## What to produce
Please set down the data again exactly, minus the pictures.

## Input data
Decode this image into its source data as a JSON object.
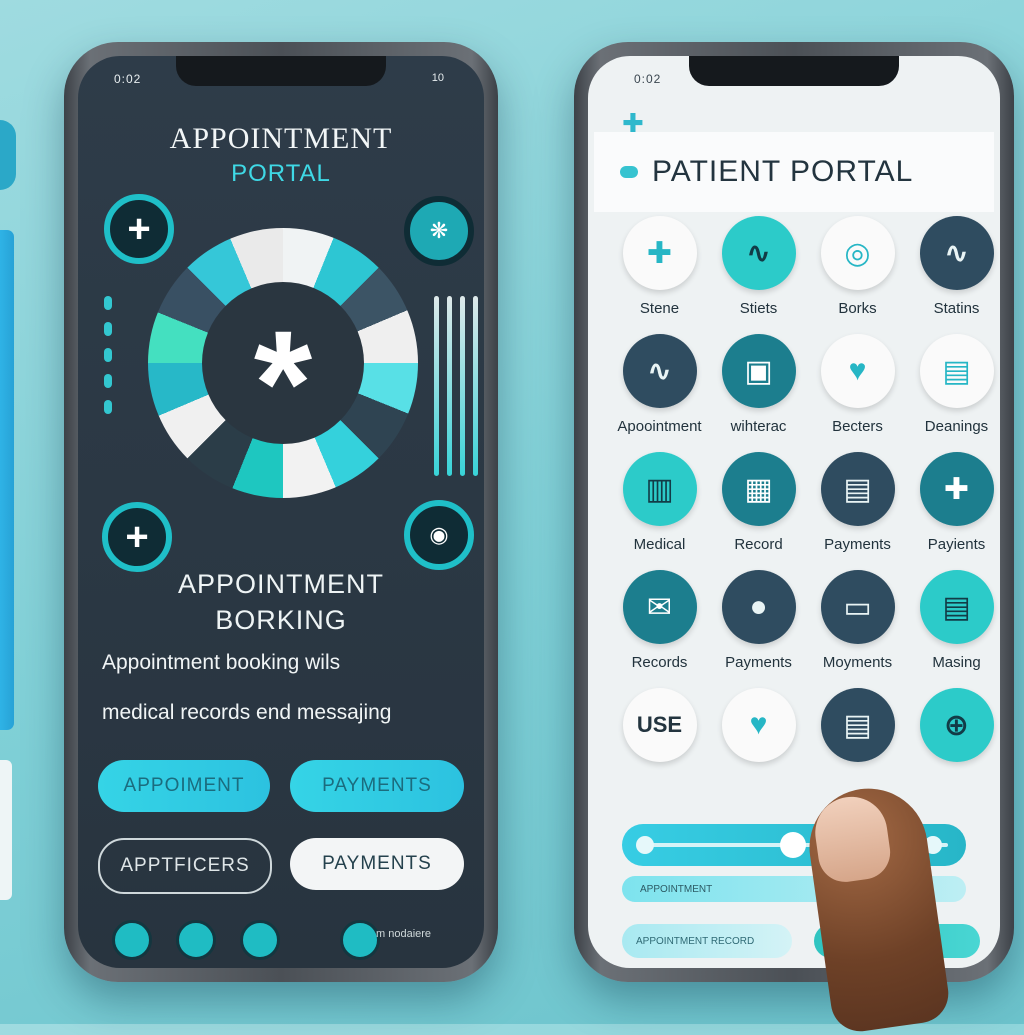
{
  "left_phone": {
    "status_time": "0:02",
    "status_right": "10",
    "title_line1": "APPOINTMENT",
    "title_line2": "PORTAL",
    "center_icon": "asterisk-icon",
    "booking_title_line1": "APPOINTMENT",
    "booking_title_line2": "BORKING",
    "booking_sub_line1": "Appointment booking  wils",
    "booking_sub_line2": "medical records end messajing",
    "buttons": {
      "appointment": "APPOIMENT",
      "payments_teal": "PAYMENTS",
      "appointments_outline": "APPTFICERS",
      "payments_white": "PAYMENTS"
    },
    "footer_text": "m nodaiere",
    "accent": "#1fbfc8"
  },
  "right_phone": {
    "status_time": "0:02",
    "title": "PATIENT PORTAL",
    "tiles": [
      {
        "label": "Stene",
        "icon": "plus-icon",
        "glyph": "✚",
        "style": "c-white"
      },
      {
        "label": "Stiets",
        "icon": "heartbeat-icon",
        "glyph": "∿",
        "style": "c-teal"
      },
      {
        "label": "Borks",
        "icon": "target-icon",
        "glyph": "◎",
        "style": "c-white"
      },
      {
        "label": "Statins",
        "icon": "heartbeat-icon",
        "glyph": "∿",
        "style": "c-navy"
      },
      {
        "label": "Apoointment",
        "icon": "heartbeat-icon",
        "glyph": "∿",
        "style": "c-navy"
      },
      {
        "label": "wihterac",
        "icon": "camera-icon",
        "glyph": "▣",
        "style": "c-dteal"
      },
      {
        "label": "Becters",
        "icon": "heart-icon",
        "glyph": "♥",
        "style": "c-white"
      },
      {
        "label": "Deanings",
        "icon": "clipboard-icon",
        "glyph": "▤",
        "style": "c-white"
      },
      {
        "label": "Medical",
        "icon": "medical-bag-icon",
        "glyph": "▥",
        "style": "c-teal"
      },
      {
        "label": "Record",
        "icon": "folder-icon",
        "glyph": "▦",
        "style": "c-dteal"
      },
      {
        "label": "Payments",
        "icon": "document-icon",
        "glyph": "▤",
        "style": "c-navy"
      },
      {
        "label": "Payients",
        "icon": "briefcase-icon",
        "glyph": "✚",
        "style": "c-dteal"
      },
      {
        "label": "Records",
        "icon": "envelope-icon",
        "glyph": "✉",
        "style": "c-dteal"
      },
      {
        "label": "Payments",
        "icon": "person-icon",
        "glyph": "●",
        "style": "c-navy"
      },
      {
        "label": "Moyments",
        "icon": "card-icon",
        "glyph": "▭",
        "style": "c-navy"
      },
      {
        "label": "Masing",
        "icon": "document-icon",
        "glyph": "▤",
        "style": "c-teal"
      },
      {
        "label": "",
        "icon": "use-icon",
        "glyph": "USE",
        "style": "c-white"
      },
      {
        "label": "",
        "icon": "heart-icon",
        "glyph": "♥",
        "style": "c-white"
      },
      {
        "label": "",
        "icon": "document-icon",
        "glyph": "▤",
        "style": "c-navy"
      },
      {
        "label": "",
        "icon": "compass-icon",
        "glyph": "⊕",
        "style": "c-teal"
      }
    ],
    "bar_text": "APPOINTMENT",
    "small_btn_left": "APPOINTMENT RECORD",
    "slider_value": 0.45
  }
}
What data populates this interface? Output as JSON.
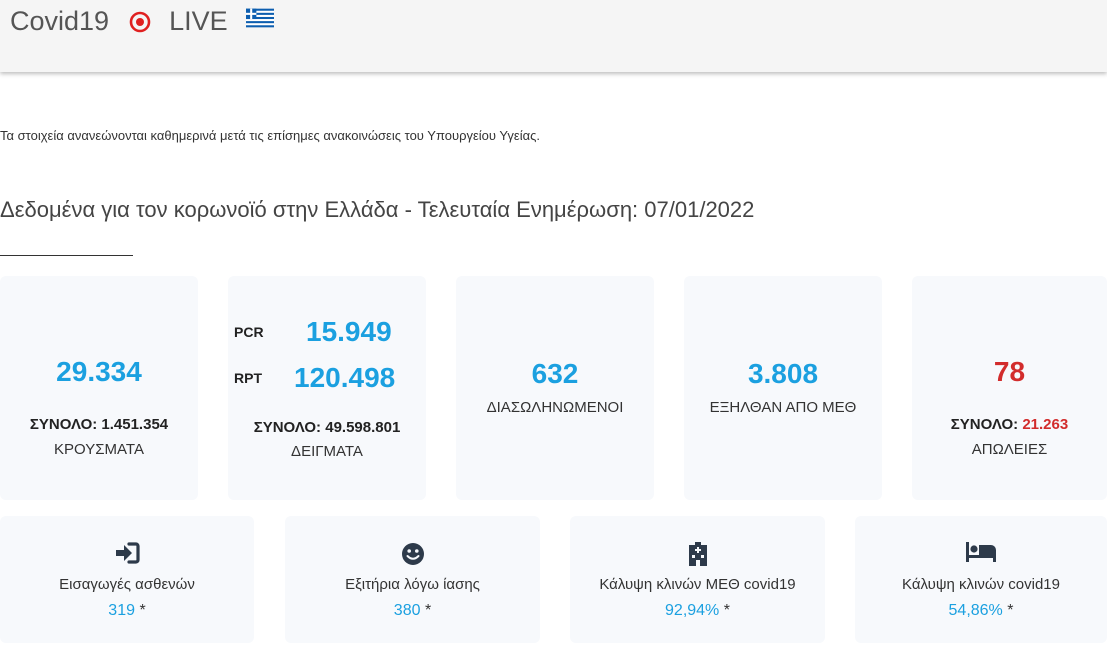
{
  "header": {
    "brand": "Covid19",
    "live": "LIVE"
  },
  "notice": "Τα στοιχεία ανανεώνονται καθημερινά μετά τις επίσημες ανακοινώσεις του Υπουργείου Υγείας.",
  "title": "Δεδομένα για τον κορωνοϊό στην Ελλάδα - Τελευταία Ενημέρωση: 07/01/2022",
  "cards": {
    "cases": {
      "value": "29.334",
      "total": "ΣΥΝΟΛΟ: 1.451.354",
      "label": "ΚΡΟΥΣΜΑΤΑ"
    },
    "tests": {
      "pcr_tag": "PCR",
      "pcr_value": "15.949",
      "rpt_tag": "RPT",
      "rpt_value": "120.498",
      "total": "ΣΥΝΟΛΟ: 49.598.801",
      "label": "ΔΕΙΓΜΑΤΑ"
    },
    "intubated": {
      "value": "632",
      "label": "ΔΙΑΣΩΛΗΝΩΜΕΝΟΙ"
    },
    "icu_exits": {
      "value": "3.808",
      "label": "ΕΞΗΛΘΑΝ ΑΠΟ ΜΕΘ"
    },
    "deaths": {
      "value": "78",
      "total_prefix": "ΣΥΝΟΛΟ:",
      "total_value": "21.263",
      "label": "ΑΠΩΛΕΙΕΣ"
    }
  },
  "bottom": {
    "admissions": {
      "label": "Εισαγωγές ασθενών",
      "value": "319",
      "star": "*",
      "icon": "sign-in-icon"
    },
    "discharges": {
      "label": "Εξιτήρια λόγω ίασης",
      "value": "380",
      "star": "*",
      "icon": "smile-icon"
    },
    "icu_beds": {
      "label": "Κάλυψη κλινών ΜΕΘ covid19",
      "value": "92,94%",
      "star": "*",
      "icon": "hospital-icon"
    },
    "covid_beds": {
      "label": "Κάλυψη κλινών covid19",
      "value": "54,86%",
      "star": "*",
      "icon": "bed-icon"
    }
  },
  "colors": {
    "accent": "#1ba0e0",
    "danger": "#d22c2c",
    "live": "#e02020",
    "card_bg": "#f7f9fc"
  }
}
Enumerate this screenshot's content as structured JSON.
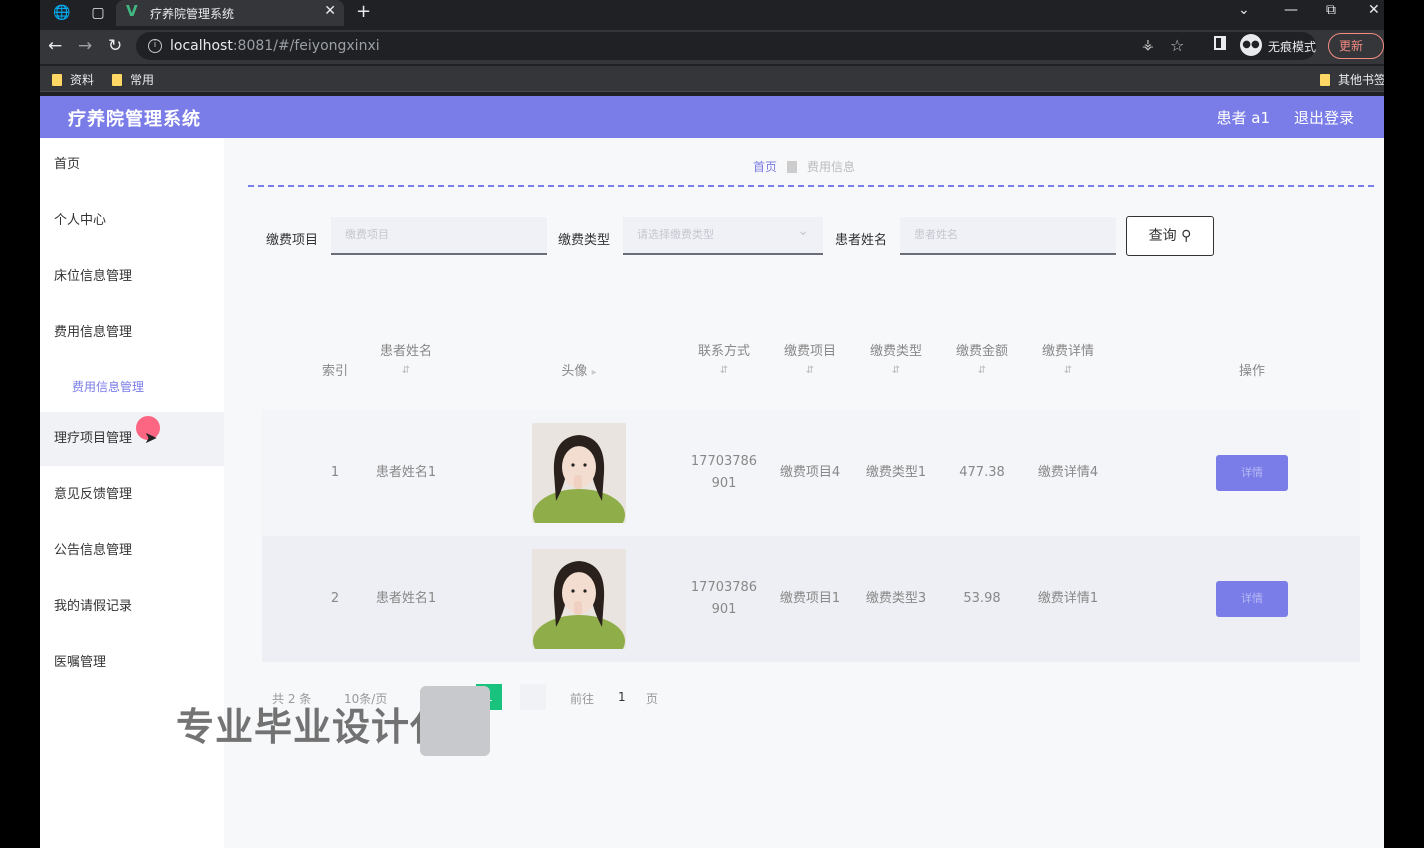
{
  "browser": {
    "tab_title": "疗养院管理系统",
    "url_host": "localhost",
    "url_rest": ":8081/#/feiyongxinxi",
    "incognito_label": "无痕模式",
    "update_label": "更新",
    "bookmarks": [
      "资料",
      "常用",
      "其他书签"
    ]
  },
  "app": {
    "title": "疗养院管理系统",
    "user": "患者 a1",
    "logout": "退出登录",
    "accent_color": "#7a7ce8"
  },
  "sidebar": {
    "items": [
      "首页",
      "个人中心",
      "床位信息管理",
      "费用信息管理",
      "理疗项目管理",
      "意见反馈管理",
      "公告信息管理",
      "我的请假记录",
      "医嘱管理"
    ],
    "sub_item": "费用信息管理"
  },
  "breadcrumb": {
    "home": "首页",
    "current": "费用信息"
  },
  "search": {
    "label1": "缴费项目",
    "placeholder1": "缴费项目",
    "label2": "缴费类型",
    "placeholder2": "请选择缴费类型",
    "label3": "患者姓名",
    "placeholder3": "患者姓名",
    "query_label": "查询"
  },
  "table": {
    "headers": [
      "索引",
      "患者姓名",
      "头像",
      "联系方式",
      "缴费项目",
      "缴费类型",
      "缴费金额",
      "缴费详情",
      "操作"
    ],
    "rows": [
      {
        "index": "1",
        "name": "患者姓名1",
        "phone_a": "17703786",
        "phone_b": "901",
        "item": "缴费项目4",
        "type": "缴费类型1",
        "amount": "477.38",
        "detail": "缴费详情4",
        "action": "详情"
      },
      {
        "index": "2",
        "name": "患者姓名1",
        "phone_a": "17703786",
        "phone_b": "901",
        "item": "缴费项目1",
        "type": "缴费类型3",
        "amount": "53.98",
        "detail": "缴费详情1",
        "action": "详情"
      }
    ]
  },
  "pagination": {
    "total": "共 2 条",
    "page_size": "10条/页",
    "current_page": "1",
    "goto_label": "前往",
    "goto_value": "1",
    "page_unit": "页"
  },
  "overlay": {
    "watermark": "专业毕业设计代做"
  }
}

## Answer to the exercise
Decode this image into its source data as a JSON object.
{
  "left_phone": {
    "status_time": "0:02",
    "status_right": "10",
    "title_line1": "APPOINTMENT",
    "title_line2": "PORTAL",
    "center_icon": "asterisk-icon",
    "booking_title_line1": "APPOINTMENT",
    "booking_title_line2": "BORKING",
    "booking_sub_line1": "Appointment booking  wils",
    "booking_sub_line2": "medical records end messajing",
    "buttons": {
      "appointment": "APPOIMENT",
      "payments_teal": "PAYMENTS",
      "appointments_outline": "APPTFICERS",
      "payments_white": "PAYMENTS"
    },
    "footer_text": "m nodaiere",
    "accent": "#1fbfc8"
  },
  "right_phone": {
    "status_time": "0:02",
    "title": "PATIENT PORTAL",
    "tiles": [
      {
        "label": "Stene",
        "icon": "plus-icon",
        "glyph": "✚",
        "style": "c-white"
      },
      {
        "label": "Stiets",
        "icon": "heartbeat-icon",
        "glyph": "∿",
        "style": "c-teal"
      },
      {
        "label": "Borks",
        "icon": "target-icon",
        "glyph": "◎",
        "style": "c-white"
      },
      {
        "label": "Statins",
        "icon": "heartbeat-icon",
        "glyph": "∿",
        "style": "c-navy"
      },
      {
        "label": "Apoointment",
        "icon": "heartbeat-icon",
        "glyph": "∿",
        "style": "c-navy"
      },
      {
        "label": "wihterac",
        "icon": "camera-icon",
        "glyph": "▣",
        "style": "c-dteal"
      },
      {
        "label": "Becters",
        "icon": "heart-icon",
        "glyph": "♥",
        "style": "c-white"
      },
      {
        "label": "Deanings",
        "icon": "clipboard-icon",
        "glyph": "▤",
        "style": "c-white"
      },
      {
        "label": "Medical",
        "icon": "medical-bag-icon",
        "glyph": "▥",
        "style": "c-teal"
      },
      {
        "label": "Record",
        "icon": "folder-icon",
        "glyph": "▦",
        "style": "c-dteal"
      },
      {
        "label": "Payments",
        "icon": "document-icon",
        "glyph": "▤",
        "style": "c-navy"
      },
      {
        "label": "Payients",
        "icon": "briefcase-icon",
        "glyph": "✚",
        "style": "c-dteal"
      },
      {
        "label": "Records",
        "icon": "envelope-icon",
        "glyph": "✉",
        "style": "c-dteal"
      },
      {
        "label": "Payments",
        "icon": "person-icon",
        "glyph": "●",
        "style": "c-navy"
      },
      {
        "label": "Moyments",
        "icon": "card-icon",
        "glyph": "▭",
        "style": "c-navy"
      },
      {
        "label": "Masing",
        "icon": "document-icon",
        "glyph": "▤",
        "style": "c-teal"
      },
      {
        "label": "",
        "icon": "use-icon",
        "glyph": "USE",
        "style": "c-white"
      },
      {
        "label": "",
        "icon": "heart-icon",
        "glyph": "♥",
        "style": "c-white"
      },
      {
        "label": "",
        "icon": "document-icon",
        "glyph": "▤",
        "style": "c-navy"
      },
      {
        "label": "",
        "icon": "compass-icon",
        "glyph": "⊕",
        "style": "c-teal"
      }
    ],
    "bar_text": "APPOINTMENT",
    "small_btn_left": "APPOINTMENT RECORD",
    "slider_value": 0.45
  }
}
What data populates this interface? Output as JSON.
{
  "header": {
    "brand": "Covid19",
    "live": "LIVE"
  },
  "notice": "Τα στοιχεία ανανεώνονται καθημερινά μετά τις επίσημες ανακοινώσεις του Υπουργείου Υγείας.",
  "title": "Δεδομένα για τον κορωνοϊό στην Ελλάδα - Τελευταία Ενημέρωση: 07/01/2022",
  "cards": {
    "cases": {
      "value": "29.334",
      "total": "ΣΥΝΟΛΟ: 1.451.354",
      "label": "ΚΡΟΥΣΜΑΤΑ"
    },
    "tests": {
      "pcr_tag": "PCR",
      "pcr_value": "15.949",
      "rpt_tag": "RPT",
      "rpt_value": "120.498",
      "total": "ΣΥΝΟΛΟ: 49.598.801",
      "label": "ΔΕΙΓΜΑΤΑ"
    },
    "intubated": {
      "value": "632",
      "label": "ΔΙΑΣΩΛΗΝΩΜΕΝΟΙ"
    },
    "icu_exits": {
      "value": "3.808",
      "label": "ΕΞΗΛΘΑΝ ΑΠΟ ΜΕΘ"
    },
    "deaths": {
      "value": "78",
      "total_prefix": "ΣΥΝΟΛΟ:",
      "total_value": "21.263",
      "label": "ΑΠΩΛΕΙΕΣ"
    }
  },
  "bottom": {
    "admissions": {
      "label": "Εισαγωγές ασθενών",
      "value": "319",
      "star": "*",
      "icon": "sign-in-icon"
    },
    "discharges": {
      "label": "Εξιτήρια λόγω ίασης",
      "value": "380",
      "star": "*",
      "icon": "smile-icon"
    },
    "icu_beds": {
      "label": "Κάλυψη κλινών ΜΕΘ covid19",
      "value": "92,94%",
      "star": "*",
      "icon": "hospital-icon"
    },
    "covid_beds": {
      "label": "Κάλυψη κλινών covid19",
      "value": "54,86%",
      "star": "*",
      "icon": "bed-icon"
    }
  },
  "colors": {
    "accent": "#1ba0e0",
    "danger": "#d22c2c",
    "live": "#e02020",
    "card_bg": "#f7f9fc"
  }
}
Enumerate this screenshot's content as structured JSON.
{
  "browser": {
    "tab_title": "疗养院管理系统",
    "url_host": "localhost",
    "url_rest": ":8081/#/feiyongxinxi",
    "incognito_label": "无痕模式",
    "update_label": "更新",
    "bookmarks": [
      "资料",
      "常用",
      "其他书签"
    ]
  },
  "app": {
    "title": "疗养院管理系统",
    "user": "患者 a1",
    "logout": "退出登录",
    "accent_color": "#7a7ce8"
  },
  "sidebar": {
    "items": [
      "首页",
      "个人中心",
      "床位信息管理",
      "费用信息管理",
      "理疗项目管理",
      "意见反馈管理",
      "公告信息管理",
      "我的请假记录",
      "医嘱管理"
    ],
    "sub_item": "费用信息管理"
  },
  "breadcrumb": {
    "home": "首页",
    "current": "费用信息"
  },
  "search": {
    "label1": "缴费项目",
    "placeholder1": "缴费项目",
    "label2": "缴费类型",
    "placeholder2": "请选择缴费类型",
    "label3": "患者姓名",
    "placeholder3": "患者姓名",
    "query_label": "查询"
  },
  "table": {
    "headers": [
      "索引",
      "患者姓名",
      "头像",
      "联系方式",
      "缴费项目",
      "缴费类型",
      "缴费金额",
      "缴费详情",
      "操作"
    ],
    "rows": [
      {
        "index": "1",
        "name": "患者姓名1",
        "phone_a": "17703786",
        "phone_b": "901",
        "item": "缴费项目4",
        "type": "缴费类型1",
        "amount": "477.38",
        "detail": "缴费详情4",
        "action": "详情"
      },
      {
        "index": "2",
        "name": "患者姓名1",
        "phone_a": "17703786",
        "phone_b": "901",
        "item": "缴费项目1",
        "type": "缴费类型3",
        "amount": "53.98",
        "detail": "缴费详情1",
        "action": "详情"
      }
    ]
  },
  "pagination": {
    "total": "共 2 条",
    "page_size": "10条/页",
    "current_page": "1",
    "goto_label": "前往",
    "goto_value": "1",
    "page_unit": "页"
  },
  "overlay": {
    "watermark": "专业毕业设计代做"
  }
}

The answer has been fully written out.